Work request:
Please find all lines in the data that hold the string "Googleマップ" and copy them.

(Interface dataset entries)
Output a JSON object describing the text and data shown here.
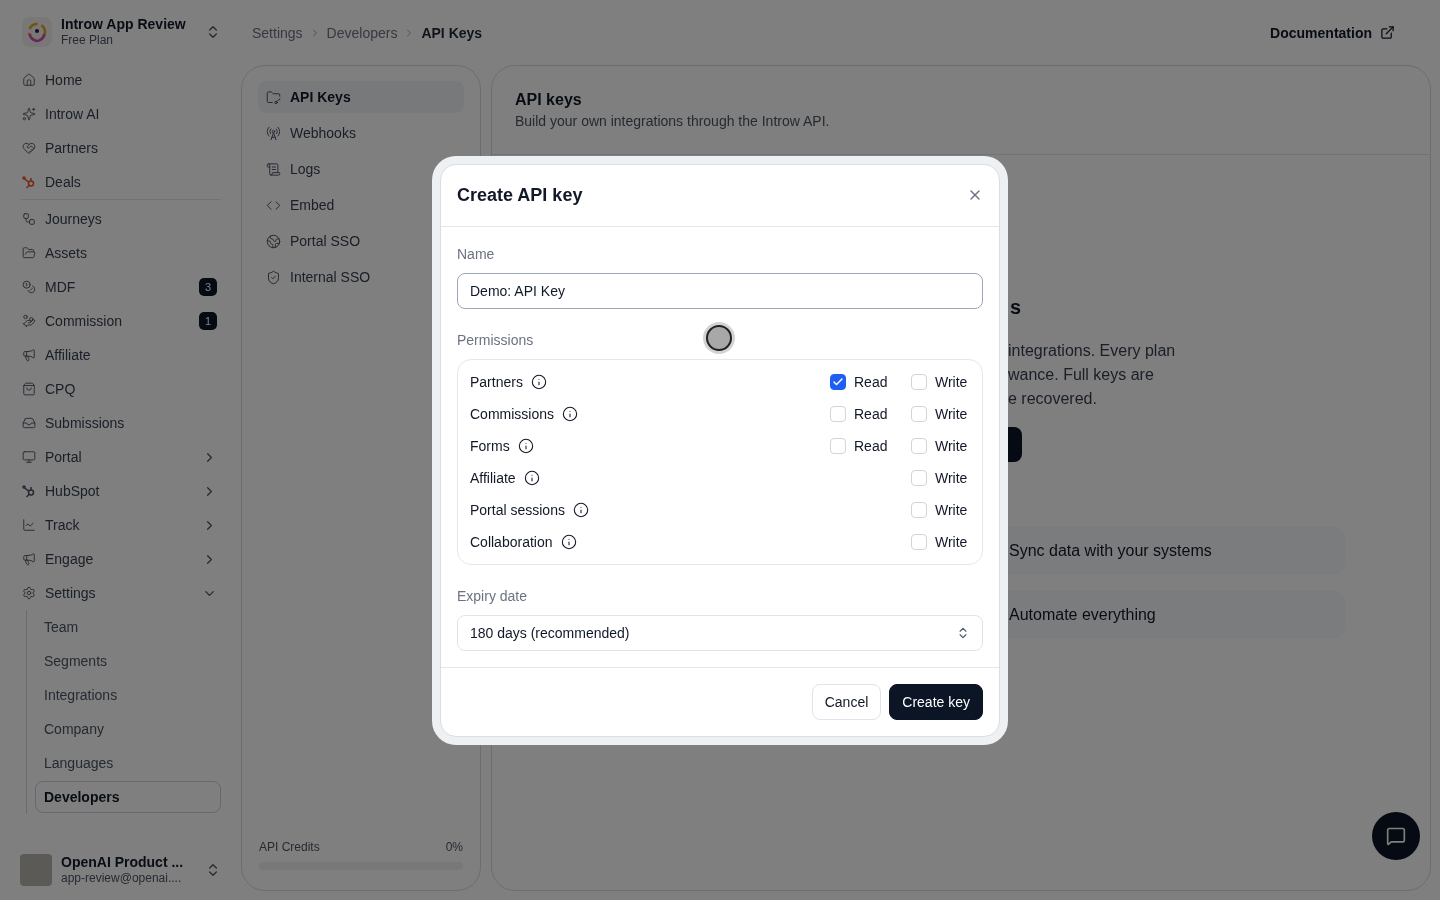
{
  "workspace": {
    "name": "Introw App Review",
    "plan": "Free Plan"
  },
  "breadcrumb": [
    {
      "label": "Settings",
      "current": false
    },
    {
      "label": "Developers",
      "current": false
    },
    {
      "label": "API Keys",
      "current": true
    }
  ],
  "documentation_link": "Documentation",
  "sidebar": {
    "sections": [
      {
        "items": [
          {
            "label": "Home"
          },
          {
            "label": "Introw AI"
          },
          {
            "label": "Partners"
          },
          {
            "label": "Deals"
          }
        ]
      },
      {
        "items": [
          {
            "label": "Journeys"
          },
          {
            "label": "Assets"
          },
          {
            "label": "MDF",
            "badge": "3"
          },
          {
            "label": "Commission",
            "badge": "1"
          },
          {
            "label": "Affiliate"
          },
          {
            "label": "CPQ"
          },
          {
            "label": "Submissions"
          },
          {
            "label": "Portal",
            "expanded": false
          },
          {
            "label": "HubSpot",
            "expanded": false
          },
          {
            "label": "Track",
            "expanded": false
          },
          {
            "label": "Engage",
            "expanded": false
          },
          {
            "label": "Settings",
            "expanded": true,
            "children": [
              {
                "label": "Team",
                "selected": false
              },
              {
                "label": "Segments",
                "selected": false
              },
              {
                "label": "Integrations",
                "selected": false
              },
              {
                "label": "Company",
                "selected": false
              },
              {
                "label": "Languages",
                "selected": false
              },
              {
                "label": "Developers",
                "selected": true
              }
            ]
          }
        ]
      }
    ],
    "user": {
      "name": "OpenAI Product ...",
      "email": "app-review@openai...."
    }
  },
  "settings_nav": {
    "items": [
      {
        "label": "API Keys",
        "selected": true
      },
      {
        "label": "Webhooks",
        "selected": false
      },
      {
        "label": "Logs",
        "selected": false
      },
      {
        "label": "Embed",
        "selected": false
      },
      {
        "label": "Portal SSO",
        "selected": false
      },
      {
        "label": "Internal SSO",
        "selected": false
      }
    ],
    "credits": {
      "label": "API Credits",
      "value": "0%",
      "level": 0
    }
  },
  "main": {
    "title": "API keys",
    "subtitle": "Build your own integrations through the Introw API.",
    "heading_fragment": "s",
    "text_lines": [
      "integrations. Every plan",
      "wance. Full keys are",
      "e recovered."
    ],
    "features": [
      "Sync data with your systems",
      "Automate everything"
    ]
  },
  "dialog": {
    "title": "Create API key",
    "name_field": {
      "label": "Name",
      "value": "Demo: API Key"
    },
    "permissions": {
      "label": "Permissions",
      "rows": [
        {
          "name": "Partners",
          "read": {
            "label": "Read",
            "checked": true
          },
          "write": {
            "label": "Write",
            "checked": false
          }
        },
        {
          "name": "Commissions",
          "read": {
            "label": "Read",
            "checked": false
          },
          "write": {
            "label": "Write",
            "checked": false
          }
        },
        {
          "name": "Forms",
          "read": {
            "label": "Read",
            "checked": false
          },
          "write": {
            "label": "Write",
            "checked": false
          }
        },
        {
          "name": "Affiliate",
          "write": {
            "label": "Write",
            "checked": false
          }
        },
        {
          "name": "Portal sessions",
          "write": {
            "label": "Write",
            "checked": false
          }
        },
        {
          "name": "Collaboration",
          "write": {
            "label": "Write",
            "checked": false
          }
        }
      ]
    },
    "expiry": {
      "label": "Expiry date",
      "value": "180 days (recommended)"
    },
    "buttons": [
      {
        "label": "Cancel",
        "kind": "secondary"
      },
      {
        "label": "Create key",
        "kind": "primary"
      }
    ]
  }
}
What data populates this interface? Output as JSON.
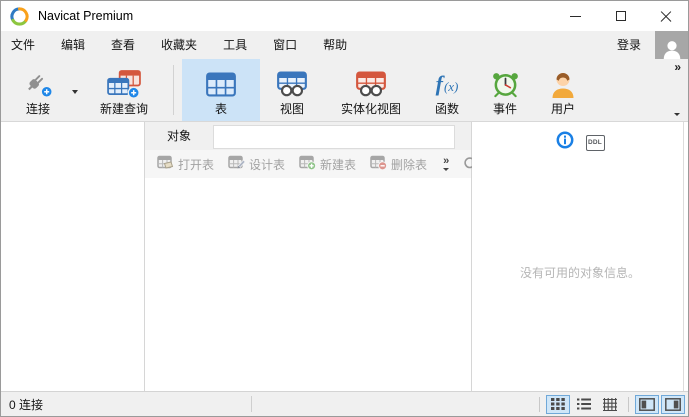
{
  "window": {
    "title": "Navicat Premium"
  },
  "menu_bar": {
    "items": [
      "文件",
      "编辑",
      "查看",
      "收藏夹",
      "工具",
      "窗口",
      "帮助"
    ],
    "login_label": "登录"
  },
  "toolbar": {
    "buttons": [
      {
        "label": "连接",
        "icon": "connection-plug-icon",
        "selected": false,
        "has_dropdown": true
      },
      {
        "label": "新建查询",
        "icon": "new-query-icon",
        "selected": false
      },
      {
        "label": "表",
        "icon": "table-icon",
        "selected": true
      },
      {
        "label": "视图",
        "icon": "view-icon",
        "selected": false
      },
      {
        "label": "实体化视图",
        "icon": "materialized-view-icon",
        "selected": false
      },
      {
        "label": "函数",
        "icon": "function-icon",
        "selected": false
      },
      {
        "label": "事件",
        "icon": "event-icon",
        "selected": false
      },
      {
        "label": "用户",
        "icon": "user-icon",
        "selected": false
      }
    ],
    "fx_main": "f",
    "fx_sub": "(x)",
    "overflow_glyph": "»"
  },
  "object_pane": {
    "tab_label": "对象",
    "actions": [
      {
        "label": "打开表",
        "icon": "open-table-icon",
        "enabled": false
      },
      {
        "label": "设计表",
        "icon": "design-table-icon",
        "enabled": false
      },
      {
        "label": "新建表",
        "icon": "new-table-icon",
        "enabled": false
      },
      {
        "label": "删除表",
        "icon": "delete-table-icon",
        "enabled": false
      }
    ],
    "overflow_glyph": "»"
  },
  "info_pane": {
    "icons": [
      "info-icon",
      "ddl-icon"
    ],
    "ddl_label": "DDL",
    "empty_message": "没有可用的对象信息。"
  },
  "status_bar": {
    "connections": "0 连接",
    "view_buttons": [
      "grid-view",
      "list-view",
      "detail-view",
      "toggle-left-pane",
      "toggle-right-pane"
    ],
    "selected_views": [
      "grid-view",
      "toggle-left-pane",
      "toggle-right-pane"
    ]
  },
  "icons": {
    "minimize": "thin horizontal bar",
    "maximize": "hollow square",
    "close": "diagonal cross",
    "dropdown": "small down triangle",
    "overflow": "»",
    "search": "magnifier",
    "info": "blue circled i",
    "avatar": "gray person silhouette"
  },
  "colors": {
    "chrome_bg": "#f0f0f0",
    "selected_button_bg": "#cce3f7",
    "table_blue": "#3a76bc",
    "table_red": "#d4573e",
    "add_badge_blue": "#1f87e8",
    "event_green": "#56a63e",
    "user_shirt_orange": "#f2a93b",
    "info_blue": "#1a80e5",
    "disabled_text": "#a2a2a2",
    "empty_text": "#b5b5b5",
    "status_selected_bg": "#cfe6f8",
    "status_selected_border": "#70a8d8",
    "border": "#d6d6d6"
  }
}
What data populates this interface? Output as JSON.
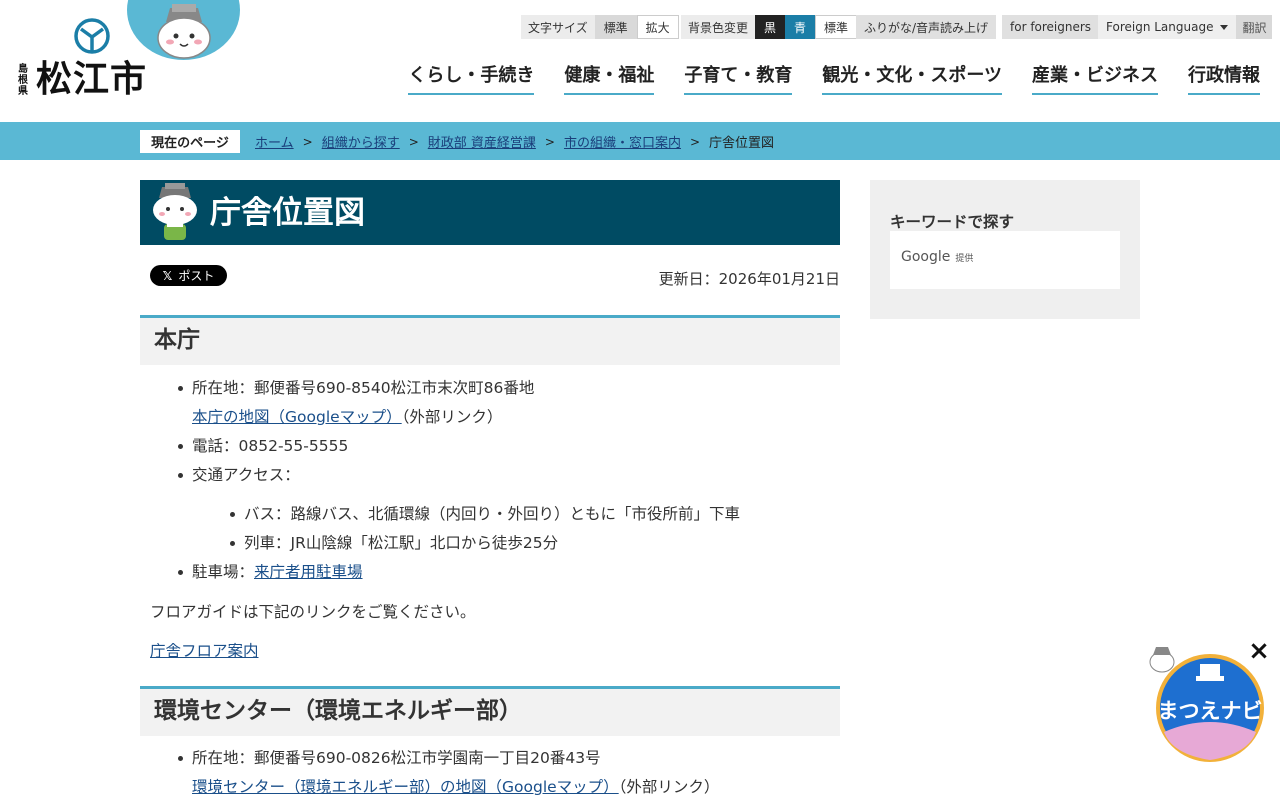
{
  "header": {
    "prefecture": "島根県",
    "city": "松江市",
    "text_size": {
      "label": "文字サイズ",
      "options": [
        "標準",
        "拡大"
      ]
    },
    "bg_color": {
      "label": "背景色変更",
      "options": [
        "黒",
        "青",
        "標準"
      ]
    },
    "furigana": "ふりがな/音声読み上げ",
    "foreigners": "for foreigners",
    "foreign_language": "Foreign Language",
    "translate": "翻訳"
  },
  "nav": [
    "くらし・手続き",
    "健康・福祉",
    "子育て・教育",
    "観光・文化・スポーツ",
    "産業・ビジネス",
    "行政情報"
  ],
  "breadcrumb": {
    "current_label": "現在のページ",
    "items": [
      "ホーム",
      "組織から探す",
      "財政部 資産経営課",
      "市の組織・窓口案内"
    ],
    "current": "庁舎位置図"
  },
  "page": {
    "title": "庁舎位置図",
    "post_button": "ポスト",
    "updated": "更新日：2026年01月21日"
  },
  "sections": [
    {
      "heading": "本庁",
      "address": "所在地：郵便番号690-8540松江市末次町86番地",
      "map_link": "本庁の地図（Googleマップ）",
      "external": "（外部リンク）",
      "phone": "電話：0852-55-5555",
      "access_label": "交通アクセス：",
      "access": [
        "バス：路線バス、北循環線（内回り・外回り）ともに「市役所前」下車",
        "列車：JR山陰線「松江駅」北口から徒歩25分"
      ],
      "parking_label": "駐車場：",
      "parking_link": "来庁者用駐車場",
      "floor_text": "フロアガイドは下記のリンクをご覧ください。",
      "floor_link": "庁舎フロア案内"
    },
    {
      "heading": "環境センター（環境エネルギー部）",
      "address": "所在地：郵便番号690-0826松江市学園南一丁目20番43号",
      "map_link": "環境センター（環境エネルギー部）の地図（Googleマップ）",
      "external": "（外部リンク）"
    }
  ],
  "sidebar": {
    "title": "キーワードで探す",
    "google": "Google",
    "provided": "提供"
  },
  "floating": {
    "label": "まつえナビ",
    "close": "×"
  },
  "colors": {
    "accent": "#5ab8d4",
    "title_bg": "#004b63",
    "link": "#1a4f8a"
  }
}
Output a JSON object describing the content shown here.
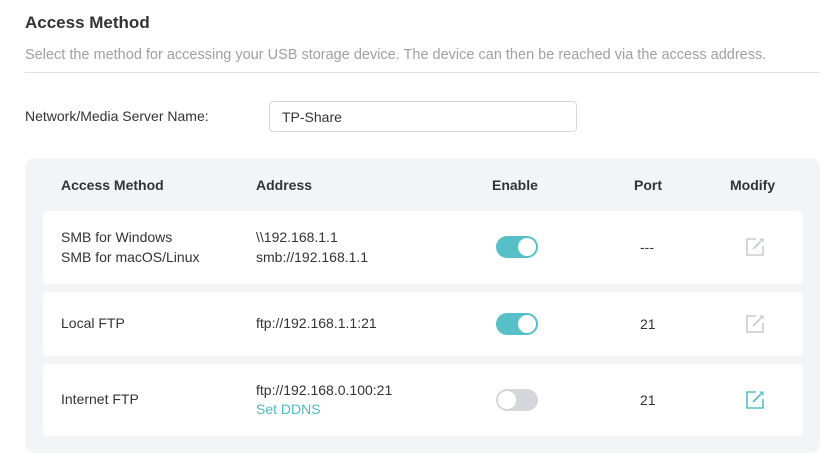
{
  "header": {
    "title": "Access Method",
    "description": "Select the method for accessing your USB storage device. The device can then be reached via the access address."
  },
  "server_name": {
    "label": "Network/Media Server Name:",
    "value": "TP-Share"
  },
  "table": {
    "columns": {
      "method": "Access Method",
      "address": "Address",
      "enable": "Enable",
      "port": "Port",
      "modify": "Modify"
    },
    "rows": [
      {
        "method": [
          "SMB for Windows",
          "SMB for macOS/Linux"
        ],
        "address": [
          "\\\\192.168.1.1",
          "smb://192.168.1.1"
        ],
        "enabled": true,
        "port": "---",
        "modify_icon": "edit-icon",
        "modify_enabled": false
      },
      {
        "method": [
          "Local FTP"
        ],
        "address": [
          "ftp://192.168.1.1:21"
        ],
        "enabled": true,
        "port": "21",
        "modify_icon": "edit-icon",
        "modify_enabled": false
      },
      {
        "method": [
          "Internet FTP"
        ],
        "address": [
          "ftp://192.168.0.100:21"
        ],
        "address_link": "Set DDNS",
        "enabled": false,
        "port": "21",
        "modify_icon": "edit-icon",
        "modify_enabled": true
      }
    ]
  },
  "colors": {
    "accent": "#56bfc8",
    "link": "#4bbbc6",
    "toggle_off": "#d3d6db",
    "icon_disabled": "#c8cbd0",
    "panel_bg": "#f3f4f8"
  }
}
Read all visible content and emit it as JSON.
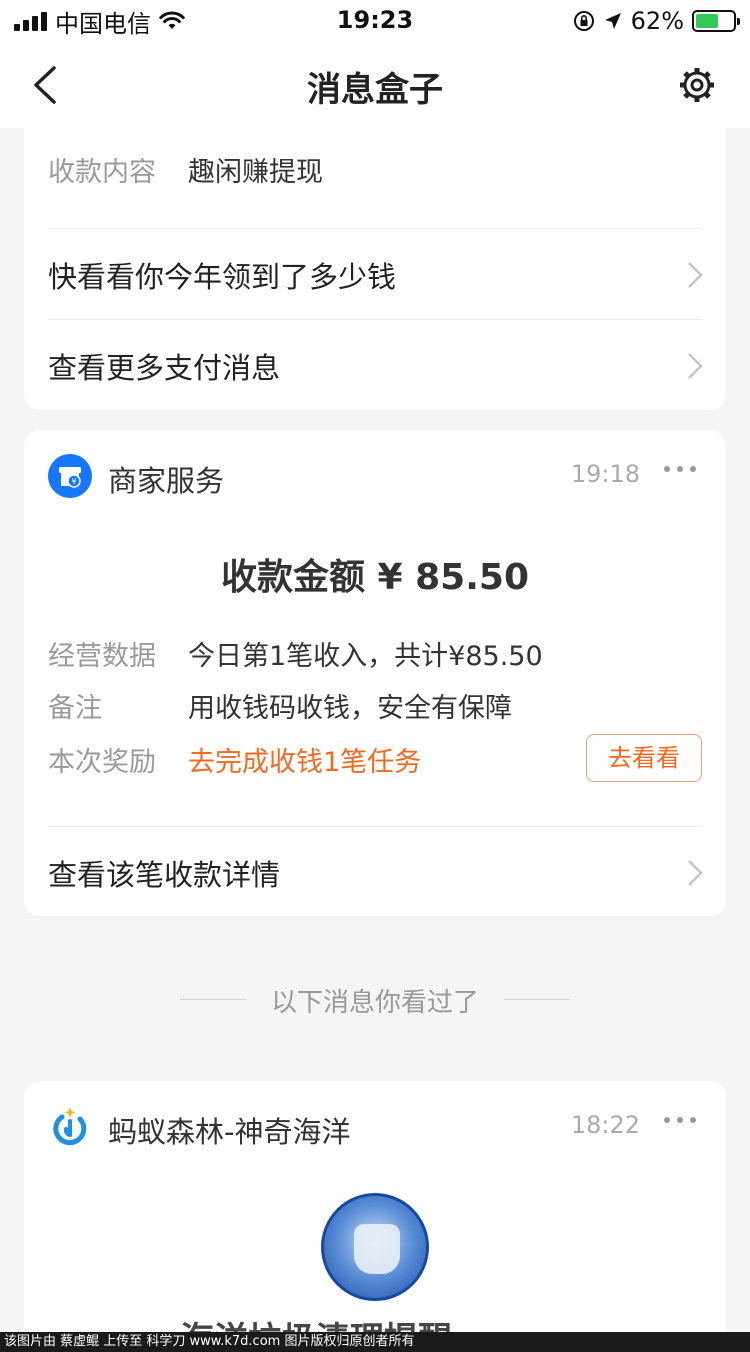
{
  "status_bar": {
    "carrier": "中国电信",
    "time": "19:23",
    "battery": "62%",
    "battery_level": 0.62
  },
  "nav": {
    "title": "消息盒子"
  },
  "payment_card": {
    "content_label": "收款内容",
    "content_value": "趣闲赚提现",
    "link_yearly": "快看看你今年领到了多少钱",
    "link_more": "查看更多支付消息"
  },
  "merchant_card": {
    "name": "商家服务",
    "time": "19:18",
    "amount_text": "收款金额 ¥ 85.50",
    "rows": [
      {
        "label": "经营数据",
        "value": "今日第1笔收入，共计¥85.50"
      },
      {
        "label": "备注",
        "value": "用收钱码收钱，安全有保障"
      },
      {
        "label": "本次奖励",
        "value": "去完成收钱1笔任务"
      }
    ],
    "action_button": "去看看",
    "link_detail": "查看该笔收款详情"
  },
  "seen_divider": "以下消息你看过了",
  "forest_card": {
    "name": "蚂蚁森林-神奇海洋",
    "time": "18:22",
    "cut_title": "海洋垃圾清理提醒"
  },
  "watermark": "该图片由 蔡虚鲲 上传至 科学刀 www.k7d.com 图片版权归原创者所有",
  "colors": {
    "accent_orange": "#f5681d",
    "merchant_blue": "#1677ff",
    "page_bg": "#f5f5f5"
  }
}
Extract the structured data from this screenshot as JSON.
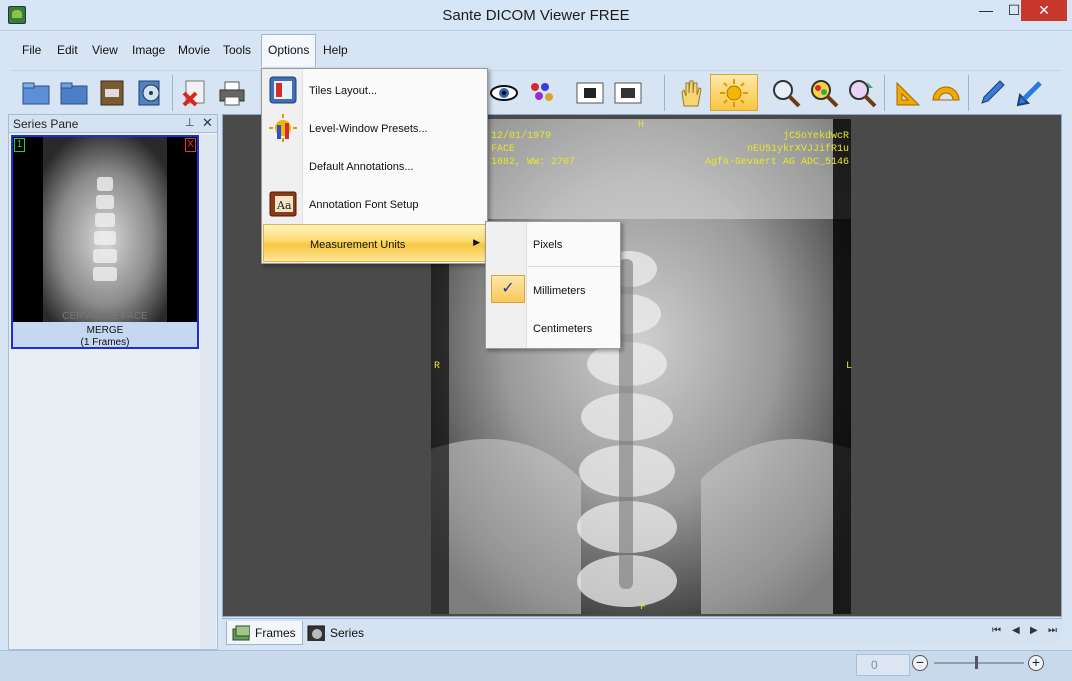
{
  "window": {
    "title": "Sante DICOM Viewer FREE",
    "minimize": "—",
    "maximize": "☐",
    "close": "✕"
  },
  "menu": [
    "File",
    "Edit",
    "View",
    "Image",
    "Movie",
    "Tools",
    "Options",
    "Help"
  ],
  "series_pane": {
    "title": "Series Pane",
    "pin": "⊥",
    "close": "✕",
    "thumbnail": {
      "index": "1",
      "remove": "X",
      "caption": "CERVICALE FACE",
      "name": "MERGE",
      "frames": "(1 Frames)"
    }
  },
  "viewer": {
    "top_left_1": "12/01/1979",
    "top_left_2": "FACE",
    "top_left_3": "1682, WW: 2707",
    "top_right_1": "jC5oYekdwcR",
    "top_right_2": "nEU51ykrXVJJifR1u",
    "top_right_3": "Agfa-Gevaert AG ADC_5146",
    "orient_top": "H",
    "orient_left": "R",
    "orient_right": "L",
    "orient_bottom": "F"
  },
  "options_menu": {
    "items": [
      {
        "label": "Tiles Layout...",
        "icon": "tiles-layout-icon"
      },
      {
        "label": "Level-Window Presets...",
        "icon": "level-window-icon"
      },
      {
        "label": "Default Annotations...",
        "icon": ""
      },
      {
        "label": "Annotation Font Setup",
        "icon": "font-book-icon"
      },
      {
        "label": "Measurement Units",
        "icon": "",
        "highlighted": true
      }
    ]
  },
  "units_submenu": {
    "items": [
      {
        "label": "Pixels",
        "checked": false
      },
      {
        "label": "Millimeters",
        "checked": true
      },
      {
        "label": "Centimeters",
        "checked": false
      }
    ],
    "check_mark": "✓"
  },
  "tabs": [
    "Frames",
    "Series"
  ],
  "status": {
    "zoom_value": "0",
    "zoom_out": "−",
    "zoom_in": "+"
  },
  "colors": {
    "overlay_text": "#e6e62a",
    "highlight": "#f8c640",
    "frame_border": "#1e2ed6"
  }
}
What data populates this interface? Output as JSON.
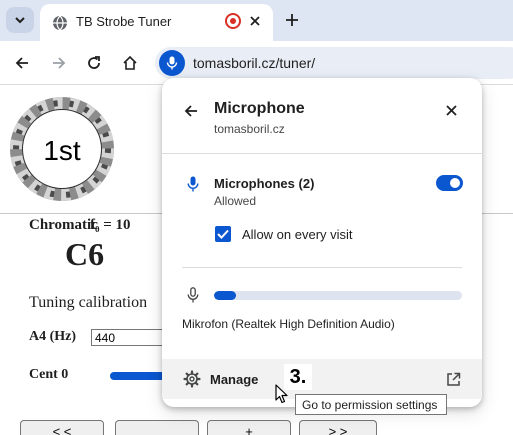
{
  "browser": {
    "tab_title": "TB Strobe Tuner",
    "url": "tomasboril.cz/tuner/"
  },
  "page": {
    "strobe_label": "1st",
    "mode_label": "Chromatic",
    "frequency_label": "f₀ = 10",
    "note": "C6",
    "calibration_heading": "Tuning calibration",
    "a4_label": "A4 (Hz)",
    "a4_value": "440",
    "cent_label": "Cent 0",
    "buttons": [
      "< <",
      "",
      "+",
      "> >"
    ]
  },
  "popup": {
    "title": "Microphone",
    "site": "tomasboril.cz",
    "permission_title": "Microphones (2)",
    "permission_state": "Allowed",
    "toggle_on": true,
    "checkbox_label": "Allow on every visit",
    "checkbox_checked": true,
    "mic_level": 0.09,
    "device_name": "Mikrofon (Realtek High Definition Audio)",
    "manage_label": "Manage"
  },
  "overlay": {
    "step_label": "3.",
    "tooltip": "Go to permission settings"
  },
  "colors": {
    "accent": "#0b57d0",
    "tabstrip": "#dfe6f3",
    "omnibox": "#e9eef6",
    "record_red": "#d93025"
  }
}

Solution to this problem:
      "map_link": "本庁の地図（Googleマップ）",
      "map_link": "環境センター（環境エネルギー部）の地図（Googleマップ）",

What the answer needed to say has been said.